*** Block opens ***

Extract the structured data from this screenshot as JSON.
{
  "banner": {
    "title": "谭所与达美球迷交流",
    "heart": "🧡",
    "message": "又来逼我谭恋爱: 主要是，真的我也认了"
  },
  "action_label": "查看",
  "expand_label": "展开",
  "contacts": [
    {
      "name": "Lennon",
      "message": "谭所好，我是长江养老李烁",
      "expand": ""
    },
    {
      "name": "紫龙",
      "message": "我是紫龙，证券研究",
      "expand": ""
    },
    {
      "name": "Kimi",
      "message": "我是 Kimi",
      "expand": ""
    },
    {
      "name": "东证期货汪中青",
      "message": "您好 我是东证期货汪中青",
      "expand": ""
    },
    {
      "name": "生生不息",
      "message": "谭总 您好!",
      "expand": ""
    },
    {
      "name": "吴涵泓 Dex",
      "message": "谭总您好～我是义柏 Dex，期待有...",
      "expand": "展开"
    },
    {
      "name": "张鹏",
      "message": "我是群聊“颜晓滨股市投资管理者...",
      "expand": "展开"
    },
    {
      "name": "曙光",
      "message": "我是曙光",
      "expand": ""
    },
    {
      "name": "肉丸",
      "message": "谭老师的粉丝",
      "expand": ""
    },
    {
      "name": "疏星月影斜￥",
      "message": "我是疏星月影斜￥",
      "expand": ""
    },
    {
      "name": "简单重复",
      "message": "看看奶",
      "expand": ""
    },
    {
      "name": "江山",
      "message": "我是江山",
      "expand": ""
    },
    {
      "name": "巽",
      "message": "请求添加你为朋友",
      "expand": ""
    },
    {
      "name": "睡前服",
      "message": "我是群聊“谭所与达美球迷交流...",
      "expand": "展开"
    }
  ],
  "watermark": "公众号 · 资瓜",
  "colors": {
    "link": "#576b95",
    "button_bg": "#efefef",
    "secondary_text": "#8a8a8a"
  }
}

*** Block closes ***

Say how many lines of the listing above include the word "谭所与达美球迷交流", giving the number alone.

* [Solution to the problem] 2